Grace Plano has room to shelter up to 1,500 people if needed, according to church leaders.
Residents are welcome to bring pillows, blankets and sleeping bags. Cots are not going to be allowed.
The church warming center will be open 24 hours a day through Thursday. Leaders will re-evaluate whether the center needs to remain open longer.
“I’m thankful that the church was here,” Ellis said. “Because I don’t know what would’ve happened to us because we had nowhere to go.”
Residents like Ellis will hunker down for the night.

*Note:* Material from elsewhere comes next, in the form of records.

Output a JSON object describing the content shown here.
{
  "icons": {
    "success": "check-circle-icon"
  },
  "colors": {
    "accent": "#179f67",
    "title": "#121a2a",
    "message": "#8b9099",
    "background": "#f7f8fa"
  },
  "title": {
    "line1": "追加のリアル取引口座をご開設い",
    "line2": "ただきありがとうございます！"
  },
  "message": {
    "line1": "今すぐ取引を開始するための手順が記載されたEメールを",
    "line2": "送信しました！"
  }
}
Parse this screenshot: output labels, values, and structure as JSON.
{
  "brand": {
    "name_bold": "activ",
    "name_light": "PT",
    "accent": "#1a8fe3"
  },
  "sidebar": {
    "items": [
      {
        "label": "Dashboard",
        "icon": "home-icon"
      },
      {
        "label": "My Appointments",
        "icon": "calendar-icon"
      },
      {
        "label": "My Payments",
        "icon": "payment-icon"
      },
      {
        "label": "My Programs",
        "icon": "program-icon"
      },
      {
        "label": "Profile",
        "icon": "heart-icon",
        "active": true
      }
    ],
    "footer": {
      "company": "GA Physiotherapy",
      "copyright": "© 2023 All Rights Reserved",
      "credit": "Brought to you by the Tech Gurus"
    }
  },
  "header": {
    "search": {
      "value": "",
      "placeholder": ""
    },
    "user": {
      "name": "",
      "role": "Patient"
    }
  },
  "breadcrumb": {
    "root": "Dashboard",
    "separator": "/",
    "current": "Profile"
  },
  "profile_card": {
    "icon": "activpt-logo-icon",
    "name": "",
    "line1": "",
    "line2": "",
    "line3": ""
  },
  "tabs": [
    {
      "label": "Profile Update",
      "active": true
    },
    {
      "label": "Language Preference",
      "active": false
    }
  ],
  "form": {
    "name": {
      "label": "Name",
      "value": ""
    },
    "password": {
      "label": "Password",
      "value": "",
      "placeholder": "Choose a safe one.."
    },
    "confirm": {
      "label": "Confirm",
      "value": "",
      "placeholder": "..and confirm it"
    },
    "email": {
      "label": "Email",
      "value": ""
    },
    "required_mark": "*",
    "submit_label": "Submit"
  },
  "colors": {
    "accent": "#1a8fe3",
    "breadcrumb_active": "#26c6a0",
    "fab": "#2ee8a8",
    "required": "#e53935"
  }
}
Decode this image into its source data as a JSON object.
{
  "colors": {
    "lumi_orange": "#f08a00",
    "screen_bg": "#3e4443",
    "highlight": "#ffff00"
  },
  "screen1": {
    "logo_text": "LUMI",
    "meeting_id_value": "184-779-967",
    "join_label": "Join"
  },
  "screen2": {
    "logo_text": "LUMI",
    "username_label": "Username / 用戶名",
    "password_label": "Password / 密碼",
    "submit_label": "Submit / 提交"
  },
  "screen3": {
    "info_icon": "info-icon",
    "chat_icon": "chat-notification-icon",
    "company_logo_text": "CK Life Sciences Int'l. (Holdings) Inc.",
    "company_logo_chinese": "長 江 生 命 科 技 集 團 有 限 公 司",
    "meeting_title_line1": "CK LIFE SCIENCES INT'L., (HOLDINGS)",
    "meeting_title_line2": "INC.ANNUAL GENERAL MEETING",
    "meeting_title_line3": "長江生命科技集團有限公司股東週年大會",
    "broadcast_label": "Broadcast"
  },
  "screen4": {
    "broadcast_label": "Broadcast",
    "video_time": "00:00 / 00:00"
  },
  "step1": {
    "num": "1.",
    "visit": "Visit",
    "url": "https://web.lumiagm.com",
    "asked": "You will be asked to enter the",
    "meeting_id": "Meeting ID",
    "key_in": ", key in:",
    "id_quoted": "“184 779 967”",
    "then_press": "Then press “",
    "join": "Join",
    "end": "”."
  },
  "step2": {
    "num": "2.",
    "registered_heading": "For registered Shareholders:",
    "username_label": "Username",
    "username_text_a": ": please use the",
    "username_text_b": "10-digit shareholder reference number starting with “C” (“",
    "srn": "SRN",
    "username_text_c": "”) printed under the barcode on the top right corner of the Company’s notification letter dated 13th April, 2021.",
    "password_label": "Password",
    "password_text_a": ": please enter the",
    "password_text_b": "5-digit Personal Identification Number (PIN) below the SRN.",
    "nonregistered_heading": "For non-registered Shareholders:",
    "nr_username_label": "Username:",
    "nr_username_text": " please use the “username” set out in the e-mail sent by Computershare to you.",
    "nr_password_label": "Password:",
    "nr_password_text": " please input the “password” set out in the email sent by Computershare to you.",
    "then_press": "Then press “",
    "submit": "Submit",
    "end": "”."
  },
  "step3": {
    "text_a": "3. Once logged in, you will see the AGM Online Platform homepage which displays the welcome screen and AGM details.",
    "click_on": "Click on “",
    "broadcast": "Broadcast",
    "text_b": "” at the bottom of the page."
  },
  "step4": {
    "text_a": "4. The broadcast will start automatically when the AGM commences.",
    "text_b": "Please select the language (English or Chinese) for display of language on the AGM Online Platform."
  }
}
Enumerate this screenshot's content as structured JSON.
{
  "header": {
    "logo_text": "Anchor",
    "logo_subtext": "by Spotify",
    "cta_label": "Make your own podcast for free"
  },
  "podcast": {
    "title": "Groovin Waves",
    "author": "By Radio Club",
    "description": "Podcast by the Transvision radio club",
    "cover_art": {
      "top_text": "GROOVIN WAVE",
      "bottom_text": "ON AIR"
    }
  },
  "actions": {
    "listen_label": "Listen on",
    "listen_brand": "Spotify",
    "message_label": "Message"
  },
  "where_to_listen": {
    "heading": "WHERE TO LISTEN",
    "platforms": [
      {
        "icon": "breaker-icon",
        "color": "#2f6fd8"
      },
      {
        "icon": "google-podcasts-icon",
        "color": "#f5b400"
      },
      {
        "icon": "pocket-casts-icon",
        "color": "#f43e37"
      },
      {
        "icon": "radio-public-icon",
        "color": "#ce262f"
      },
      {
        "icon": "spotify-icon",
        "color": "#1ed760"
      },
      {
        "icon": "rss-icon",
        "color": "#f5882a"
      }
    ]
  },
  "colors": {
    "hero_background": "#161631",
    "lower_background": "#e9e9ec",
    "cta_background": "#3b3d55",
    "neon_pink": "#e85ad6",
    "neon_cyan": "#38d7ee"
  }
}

She has a plea for officials at every level.
“They need to pull it together because good people, we’re hurting and something needs to be done,” she said.
Some people have been dropping off donations. Blankets are still needed.
The shelter is located at 3301 Preston Road in Plano.
“When we heard there was a need and we saw that we could do something about it thankfully the church has had power, we just wanted to step up and help,” Plano City Council member Kayci Prince said.
Prince’s husband is the executive pastor at the church.
City staff including police and fire department members are on hand to help welcome residents who have been affected by power outages.
Temperatures are being checked at the door. Social distancing is being enforced. Masks are required. No pets are allowed.
Here's a list of some other warming centers in the area, as well as some listed below.
- City of Plano in Conjunction with Grace Church Plano, 3301 Preston Road, Plano
- Sent Church, 3701 W Spring Creek Parkway (10 a.m.-6 p.m.)
- The Salvation Army, 3528 14th St. Call 214-637-8254. Open 24 hours.
- Fire Station #3, 500 W. Lookout Dr. Open 24 hours.
- First United Methodist Church, 503 N. Central Expressway, 10 a.m.-4 p.m.
- Richardson Civic Center, 411 W. Arapaho Rd. 10 a.m.-4 p.m.
- Richardson Police Department headquarters lobby, 300 N. Greenville Ave. Open 24 hours.
- Office Building, 500 Lockwood Dr., 10 a.m.-4 p.m.
- First Baptist Church Richardson, 1001 N Central Expressway. 10 a.m.-4 p.m.
- Roy and Helen Hall Library at 101 E. Hunt St. is open from 10 a.m. to 5 p.m.
- McKinney Boyd High School at 600 Lake Forest Dr. is open 24 hours